_WORK REQUIRED_
Where in the data below does the word "ZhouGiftNewActivity" appear? Copy every line that has it.

↓↓↓

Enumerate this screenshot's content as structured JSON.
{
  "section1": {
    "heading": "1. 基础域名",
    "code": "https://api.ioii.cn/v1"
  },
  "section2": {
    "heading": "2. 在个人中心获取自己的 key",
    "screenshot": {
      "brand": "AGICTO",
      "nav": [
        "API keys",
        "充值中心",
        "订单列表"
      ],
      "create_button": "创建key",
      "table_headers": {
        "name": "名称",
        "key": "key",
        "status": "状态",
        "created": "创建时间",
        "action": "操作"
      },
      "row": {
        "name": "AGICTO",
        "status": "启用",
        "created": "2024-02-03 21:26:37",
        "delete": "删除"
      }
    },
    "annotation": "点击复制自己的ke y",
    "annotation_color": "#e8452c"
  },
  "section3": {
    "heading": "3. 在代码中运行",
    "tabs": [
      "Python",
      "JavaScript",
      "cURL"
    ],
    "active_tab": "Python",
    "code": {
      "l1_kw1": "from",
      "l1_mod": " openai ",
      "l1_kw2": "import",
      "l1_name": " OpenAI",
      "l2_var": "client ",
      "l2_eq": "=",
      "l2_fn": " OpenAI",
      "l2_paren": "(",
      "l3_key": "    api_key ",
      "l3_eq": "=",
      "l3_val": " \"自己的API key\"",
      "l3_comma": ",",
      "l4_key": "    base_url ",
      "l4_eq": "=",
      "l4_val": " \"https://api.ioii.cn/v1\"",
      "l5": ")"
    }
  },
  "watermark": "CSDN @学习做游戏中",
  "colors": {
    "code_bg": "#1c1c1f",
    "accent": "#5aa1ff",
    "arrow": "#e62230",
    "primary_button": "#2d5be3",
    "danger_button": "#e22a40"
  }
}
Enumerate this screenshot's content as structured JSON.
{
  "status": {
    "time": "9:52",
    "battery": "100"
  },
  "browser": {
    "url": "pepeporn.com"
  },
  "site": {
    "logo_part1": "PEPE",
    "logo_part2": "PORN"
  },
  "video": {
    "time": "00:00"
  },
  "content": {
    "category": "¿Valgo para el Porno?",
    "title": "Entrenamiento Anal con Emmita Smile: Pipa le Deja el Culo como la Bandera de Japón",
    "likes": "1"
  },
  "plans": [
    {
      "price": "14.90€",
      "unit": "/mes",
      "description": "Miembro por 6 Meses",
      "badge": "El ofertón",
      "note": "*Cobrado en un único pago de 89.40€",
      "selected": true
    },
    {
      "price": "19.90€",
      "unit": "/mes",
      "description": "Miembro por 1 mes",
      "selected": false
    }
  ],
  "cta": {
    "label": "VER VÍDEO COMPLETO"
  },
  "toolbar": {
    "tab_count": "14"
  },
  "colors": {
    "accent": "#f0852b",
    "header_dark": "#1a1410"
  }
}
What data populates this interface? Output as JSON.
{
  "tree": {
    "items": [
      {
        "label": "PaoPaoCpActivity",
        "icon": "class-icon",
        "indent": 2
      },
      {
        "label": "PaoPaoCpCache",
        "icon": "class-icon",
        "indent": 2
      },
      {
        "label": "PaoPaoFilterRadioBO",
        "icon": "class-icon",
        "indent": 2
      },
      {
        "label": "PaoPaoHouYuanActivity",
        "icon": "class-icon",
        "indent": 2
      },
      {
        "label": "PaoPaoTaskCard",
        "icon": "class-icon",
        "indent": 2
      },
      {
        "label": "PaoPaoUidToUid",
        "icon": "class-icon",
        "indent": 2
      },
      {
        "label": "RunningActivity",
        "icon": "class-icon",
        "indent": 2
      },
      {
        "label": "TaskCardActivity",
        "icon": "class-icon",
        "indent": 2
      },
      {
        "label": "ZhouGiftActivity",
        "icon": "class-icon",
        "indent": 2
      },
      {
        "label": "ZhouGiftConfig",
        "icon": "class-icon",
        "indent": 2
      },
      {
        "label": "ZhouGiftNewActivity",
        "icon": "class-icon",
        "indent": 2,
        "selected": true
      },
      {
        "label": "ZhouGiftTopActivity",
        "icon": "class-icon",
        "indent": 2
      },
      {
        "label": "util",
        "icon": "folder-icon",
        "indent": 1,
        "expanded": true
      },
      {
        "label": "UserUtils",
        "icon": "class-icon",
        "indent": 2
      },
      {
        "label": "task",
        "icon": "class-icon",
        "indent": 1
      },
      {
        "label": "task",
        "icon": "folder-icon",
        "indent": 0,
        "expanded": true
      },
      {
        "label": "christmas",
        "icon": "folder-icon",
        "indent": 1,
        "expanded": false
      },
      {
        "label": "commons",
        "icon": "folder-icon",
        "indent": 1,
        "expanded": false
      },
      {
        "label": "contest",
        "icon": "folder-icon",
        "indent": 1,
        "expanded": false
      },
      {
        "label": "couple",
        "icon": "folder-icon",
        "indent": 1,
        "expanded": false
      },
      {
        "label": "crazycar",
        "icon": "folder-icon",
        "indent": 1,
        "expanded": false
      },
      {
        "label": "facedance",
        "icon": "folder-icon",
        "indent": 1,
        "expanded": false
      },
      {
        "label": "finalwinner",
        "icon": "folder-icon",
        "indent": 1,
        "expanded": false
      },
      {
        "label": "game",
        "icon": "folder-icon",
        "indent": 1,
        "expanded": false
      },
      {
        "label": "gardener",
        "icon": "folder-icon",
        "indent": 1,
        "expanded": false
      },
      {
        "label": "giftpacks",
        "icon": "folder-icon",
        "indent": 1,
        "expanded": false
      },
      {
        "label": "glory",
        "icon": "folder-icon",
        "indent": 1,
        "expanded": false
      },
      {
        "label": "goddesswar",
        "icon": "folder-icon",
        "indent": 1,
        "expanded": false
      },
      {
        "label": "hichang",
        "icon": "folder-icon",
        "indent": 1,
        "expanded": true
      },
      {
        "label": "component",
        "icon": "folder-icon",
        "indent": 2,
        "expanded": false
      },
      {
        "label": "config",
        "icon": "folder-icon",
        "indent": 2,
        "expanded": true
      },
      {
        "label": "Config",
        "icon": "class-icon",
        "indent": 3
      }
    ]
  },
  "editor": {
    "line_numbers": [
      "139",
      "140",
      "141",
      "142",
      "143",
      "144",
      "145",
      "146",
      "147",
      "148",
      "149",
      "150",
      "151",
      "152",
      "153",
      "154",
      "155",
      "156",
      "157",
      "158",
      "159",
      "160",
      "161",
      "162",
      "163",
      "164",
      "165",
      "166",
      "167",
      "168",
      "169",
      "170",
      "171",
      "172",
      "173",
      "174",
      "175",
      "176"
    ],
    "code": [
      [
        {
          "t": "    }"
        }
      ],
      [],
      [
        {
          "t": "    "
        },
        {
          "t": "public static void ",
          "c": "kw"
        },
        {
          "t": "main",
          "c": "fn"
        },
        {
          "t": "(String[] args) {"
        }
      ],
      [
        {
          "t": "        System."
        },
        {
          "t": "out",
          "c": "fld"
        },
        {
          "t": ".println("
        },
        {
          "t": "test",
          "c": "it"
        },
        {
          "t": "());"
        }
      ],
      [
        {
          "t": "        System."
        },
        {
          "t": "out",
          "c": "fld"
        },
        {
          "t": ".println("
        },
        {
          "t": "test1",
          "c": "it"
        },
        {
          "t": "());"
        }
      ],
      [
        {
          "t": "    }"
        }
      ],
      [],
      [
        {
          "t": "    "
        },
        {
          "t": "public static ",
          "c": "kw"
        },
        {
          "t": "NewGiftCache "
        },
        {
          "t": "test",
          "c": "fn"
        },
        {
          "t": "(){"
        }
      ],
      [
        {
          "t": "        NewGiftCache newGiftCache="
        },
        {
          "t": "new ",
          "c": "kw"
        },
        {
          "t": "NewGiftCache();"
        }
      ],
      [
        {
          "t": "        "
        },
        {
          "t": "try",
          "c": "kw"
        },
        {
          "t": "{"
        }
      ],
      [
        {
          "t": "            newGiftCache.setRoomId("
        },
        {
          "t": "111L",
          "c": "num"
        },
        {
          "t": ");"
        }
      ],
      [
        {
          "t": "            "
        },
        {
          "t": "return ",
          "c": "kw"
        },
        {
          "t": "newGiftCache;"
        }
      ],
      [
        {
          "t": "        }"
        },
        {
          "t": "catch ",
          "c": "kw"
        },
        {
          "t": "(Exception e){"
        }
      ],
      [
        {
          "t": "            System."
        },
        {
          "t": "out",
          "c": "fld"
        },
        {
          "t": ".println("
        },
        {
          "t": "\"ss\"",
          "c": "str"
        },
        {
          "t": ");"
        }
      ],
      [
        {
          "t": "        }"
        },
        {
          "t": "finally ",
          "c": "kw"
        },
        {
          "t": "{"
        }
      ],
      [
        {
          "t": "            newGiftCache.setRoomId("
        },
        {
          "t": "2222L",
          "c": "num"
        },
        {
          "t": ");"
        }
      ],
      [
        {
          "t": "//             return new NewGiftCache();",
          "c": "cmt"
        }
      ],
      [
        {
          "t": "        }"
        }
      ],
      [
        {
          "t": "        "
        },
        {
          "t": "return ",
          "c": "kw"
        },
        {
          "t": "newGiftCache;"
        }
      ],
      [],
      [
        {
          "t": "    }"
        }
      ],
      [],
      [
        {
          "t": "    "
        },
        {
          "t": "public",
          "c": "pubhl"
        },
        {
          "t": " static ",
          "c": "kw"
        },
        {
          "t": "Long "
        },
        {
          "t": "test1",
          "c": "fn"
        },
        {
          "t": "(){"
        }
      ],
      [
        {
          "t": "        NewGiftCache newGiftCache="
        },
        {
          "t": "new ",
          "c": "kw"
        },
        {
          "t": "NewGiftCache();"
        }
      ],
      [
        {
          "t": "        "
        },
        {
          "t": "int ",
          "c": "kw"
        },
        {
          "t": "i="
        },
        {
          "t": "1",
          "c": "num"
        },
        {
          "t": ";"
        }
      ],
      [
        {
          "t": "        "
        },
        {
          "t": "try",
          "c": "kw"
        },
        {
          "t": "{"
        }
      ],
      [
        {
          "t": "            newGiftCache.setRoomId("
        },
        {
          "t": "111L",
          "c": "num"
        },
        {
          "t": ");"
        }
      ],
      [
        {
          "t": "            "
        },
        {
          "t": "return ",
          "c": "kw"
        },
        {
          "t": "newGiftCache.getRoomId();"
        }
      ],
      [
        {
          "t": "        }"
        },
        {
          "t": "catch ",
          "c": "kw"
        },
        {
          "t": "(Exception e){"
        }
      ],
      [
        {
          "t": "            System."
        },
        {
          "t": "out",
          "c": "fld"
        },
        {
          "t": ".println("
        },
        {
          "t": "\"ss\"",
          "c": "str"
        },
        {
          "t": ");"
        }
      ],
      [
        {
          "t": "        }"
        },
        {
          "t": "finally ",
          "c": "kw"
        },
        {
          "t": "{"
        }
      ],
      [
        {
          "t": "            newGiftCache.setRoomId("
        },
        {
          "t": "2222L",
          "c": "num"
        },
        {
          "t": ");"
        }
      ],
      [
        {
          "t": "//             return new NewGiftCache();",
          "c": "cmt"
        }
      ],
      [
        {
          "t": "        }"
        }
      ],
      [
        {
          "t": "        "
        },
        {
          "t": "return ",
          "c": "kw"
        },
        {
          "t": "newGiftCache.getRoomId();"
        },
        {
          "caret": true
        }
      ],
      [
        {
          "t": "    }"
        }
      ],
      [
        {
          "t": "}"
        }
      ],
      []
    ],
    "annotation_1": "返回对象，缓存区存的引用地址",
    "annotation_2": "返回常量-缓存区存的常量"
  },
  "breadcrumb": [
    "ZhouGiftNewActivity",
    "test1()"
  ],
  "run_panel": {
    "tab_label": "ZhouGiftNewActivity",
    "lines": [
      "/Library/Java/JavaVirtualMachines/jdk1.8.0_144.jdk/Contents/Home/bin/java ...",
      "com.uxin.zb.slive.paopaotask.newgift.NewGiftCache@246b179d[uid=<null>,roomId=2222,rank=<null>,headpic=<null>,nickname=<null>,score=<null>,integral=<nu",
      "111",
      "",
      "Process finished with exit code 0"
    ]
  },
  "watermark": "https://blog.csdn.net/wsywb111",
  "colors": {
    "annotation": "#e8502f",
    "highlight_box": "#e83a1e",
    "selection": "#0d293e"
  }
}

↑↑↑

_FINISHED TASK_
        "label": "ZhouGiftNewActivity",
    "ZhouGiftNewActivity",
    "tab_label": "ZhouGiftNewActivity",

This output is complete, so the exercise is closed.